Work instructions
If a line in the data below holds the word "Please", copy it.

----- Data to examine -----

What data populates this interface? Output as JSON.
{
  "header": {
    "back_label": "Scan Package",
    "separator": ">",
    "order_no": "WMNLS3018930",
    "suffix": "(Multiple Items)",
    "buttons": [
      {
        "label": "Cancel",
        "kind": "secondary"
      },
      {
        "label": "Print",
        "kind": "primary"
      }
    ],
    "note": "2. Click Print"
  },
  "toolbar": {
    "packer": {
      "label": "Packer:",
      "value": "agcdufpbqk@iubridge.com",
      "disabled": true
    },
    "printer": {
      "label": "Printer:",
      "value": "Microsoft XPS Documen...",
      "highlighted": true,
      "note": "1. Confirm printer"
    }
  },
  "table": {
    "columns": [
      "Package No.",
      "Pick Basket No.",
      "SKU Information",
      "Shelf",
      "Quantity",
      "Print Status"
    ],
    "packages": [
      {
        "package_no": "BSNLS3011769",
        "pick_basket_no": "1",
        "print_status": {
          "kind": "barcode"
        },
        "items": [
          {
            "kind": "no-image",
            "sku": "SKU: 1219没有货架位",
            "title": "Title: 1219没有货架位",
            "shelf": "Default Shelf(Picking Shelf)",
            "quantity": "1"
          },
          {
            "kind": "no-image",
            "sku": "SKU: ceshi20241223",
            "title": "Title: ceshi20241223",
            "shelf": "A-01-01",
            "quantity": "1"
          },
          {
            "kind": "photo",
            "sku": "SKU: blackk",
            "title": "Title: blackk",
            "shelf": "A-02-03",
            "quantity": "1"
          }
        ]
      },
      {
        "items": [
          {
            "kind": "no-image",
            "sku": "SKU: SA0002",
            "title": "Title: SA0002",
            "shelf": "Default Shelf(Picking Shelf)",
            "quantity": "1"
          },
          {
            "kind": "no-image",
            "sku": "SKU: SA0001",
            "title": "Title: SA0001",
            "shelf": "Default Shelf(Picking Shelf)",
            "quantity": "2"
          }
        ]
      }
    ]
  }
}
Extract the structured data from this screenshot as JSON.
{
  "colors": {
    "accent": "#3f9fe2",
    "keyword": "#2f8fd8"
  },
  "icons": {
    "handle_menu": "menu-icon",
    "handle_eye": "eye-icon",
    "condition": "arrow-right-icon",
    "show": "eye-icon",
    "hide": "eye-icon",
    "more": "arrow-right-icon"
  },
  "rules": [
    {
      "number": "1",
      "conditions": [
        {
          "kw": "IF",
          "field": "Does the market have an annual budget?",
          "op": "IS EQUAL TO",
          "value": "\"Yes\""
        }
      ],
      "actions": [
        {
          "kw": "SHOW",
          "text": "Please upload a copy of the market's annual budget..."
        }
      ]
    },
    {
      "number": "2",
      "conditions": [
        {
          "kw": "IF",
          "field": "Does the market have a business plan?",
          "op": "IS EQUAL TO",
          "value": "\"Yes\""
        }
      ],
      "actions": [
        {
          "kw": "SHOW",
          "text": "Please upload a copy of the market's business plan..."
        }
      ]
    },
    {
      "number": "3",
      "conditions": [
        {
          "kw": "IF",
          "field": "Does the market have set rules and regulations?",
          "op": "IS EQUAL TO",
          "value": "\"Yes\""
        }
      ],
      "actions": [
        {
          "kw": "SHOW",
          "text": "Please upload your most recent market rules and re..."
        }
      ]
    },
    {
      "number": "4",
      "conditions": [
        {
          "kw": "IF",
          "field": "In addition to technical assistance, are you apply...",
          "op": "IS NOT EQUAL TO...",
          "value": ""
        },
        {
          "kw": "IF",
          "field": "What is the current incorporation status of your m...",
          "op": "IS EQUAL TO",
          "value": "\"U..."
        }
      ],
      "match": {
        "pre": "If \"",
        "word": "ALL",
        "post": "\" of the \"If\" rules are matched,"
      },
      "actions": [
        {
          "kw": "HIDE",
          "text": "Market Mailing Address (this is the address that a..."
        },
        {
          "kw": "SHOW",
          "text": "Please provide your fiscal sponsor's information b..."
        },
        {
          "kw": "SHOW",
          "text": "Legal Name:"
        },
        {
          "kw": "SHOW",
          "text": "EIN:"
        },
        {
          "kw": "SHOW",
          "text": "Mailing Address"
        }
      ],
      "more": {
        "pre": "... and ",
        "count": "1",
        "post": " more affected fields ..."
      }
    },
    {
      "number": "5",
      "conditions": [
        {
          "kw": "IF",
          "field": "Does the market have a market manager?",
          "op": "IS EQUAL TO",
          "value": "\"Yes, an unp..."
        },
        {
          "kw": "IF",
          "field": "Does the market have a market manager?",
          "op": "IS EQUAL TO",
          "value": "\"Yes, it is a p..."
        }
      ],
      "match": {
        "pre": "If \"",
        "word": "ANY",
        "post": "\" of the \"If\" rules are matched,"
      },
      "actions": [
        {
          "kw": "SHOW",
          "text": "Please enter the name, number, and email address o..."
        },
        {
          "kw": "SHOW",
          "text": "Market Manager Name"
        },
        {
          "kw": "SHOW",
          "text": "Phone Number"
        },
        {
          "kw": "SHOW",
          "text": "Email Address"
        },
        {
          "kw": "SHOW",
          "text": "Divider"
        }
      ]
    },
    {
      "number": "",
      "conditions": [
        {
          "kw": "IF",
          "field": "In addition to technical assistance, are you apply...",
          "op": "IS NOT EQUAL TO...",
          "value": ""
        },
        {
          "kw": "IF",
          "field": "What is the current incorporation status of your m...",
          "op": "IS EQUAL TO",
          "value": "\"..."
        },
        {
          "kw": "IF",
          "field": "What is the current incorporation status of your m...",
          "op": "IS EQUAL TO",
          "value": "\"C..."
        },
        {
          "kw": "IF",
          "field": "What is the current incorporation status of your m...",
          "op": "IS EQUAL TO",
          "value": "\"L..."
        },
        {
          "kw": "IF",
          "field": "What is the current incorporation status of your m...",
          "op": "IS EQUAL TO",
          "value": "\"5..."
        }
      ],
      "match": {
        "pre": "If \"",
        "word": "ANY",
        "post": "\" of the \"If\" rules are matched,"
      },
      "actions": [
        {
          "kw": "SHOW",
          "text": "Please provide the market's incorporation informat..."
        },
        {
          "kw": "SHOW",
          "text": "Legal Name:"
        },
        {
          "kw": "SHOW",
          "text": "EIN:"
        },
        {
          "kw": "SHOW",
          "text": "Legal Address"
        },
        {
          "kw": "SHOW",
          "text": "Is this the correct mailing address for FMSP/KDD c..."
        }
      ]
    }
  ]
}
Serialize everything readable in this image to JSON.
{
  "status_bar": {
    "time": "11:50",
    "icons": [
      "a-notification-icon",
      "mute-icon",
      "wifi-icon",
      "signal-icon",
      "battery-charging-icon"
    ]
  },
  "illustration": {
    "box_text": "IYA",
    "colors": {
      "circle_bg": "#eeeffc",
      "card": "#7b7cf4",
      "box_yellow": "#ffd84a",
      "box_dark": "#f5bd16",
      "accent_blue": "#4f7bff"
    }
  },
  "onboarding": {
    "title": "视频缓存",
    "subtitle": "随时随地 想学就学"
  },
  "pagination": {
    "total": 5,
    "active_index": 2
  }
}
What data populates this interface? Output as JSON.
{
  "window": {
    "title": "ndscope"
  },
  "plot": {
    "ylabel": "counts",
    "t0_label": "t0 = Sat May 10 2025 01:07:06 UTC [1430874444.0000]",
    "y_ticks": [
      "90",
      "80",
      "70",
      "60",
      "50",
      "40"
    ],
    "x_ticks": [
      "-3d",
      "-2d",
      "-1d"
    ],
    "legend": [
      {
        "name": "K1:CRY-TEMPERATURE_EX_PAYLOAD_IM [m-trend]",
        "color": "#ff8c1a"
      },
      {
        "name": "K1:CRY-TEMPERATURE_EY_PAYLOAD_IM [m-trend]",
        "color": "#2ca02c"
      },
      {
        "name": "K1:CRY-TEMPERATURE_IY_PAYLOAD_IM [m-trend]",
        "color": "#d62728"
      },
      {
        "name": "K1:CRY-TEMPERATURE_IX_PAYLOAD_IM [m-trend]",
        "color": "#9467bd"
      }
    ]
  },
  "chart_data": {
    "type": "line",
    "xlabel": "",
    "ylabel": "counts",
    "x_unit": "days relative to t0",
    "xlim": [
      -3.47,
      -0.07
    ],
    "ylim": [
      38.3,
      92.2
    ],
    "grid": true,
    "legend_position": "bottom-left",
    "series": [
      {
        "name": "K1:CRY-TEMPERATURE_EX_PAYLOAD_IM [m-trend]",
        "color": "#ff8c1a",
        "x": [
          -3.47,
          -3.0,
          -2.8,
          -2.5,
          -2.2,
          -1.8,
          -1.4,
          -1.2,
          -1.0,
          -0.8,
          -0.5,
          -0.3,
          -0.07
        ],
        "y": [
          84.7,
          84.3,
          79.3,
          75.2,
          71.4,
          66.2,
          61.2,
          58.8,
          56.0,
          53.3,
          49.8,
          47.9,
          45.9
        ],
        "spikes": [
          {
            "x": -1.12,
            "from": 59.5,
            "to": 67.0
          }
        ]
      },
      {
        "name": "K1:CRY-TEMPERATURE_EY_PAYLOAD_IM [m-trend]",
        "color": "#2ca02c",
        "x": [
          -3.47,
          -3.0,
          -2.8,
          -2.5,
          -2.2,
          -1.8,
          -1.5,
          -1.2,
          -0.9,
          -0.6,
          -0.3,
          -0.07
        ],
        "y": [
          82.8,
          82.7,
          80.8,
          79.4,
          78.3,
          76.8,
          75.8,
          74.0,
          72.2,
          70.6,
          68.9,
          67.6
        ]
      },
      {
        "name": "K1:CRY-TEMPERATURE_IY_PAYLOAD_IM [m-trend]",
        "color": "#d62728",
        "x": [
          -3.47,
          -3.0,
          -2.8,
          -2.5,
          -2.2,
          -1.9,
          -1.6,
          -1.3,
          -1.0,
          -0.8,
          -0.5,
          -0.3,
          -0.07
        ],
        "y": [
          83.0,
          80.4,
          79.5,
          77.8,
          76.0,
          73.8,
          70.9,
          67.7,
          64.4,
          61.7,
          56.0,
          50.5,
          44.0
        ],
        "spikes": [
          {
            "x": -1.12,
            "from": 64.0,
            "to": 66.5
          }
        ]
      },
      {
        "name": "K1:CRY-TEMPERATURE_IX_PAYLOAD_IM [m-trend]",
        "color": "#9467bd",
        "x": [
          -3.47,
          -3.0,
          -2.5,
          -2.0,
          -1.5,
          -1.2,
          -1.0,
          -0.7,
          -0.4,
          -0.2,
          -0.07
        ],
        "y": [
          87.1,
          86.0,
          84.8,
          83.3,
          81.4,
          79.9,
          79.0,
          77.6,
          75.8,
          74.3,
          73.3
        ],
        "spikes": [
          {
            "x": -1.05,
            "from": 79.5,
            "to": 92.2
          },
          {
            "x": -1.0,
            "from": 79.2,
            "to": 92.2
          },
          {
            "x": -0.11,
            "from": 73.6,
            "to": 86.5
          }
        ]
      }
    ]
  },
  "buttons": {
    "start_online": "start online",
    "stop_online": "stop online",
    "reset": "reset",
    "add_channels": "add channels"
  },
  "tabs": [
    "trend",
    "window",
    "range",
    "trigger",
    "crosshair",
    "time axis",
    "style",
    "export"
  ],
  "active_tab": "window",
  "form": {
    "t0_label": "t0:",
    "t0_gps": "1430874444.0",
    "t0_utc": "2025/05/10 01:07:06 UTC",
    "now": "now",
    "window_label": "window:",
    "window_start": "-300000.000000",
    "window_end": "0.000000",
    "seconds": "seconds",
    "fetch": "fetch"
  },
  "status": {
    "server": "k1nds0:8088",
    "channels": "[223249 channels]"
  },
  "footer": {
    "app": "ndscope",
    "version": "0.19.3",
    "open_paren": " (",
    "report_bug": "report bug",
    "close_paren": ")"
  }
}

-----

Solution to the exercise
          "text": "Please upload a copy of the market's annual budget..."
          "text": "Please upload a copy of the market's business plan..."
          "text": "Please upload your most recent market rules and re..."
          "text": "Please provide your fiscal sponsor's information b..."
          "text": "Please enter the name, number, and email address o..."
          "text": "Please provide the market's incorporation informat..."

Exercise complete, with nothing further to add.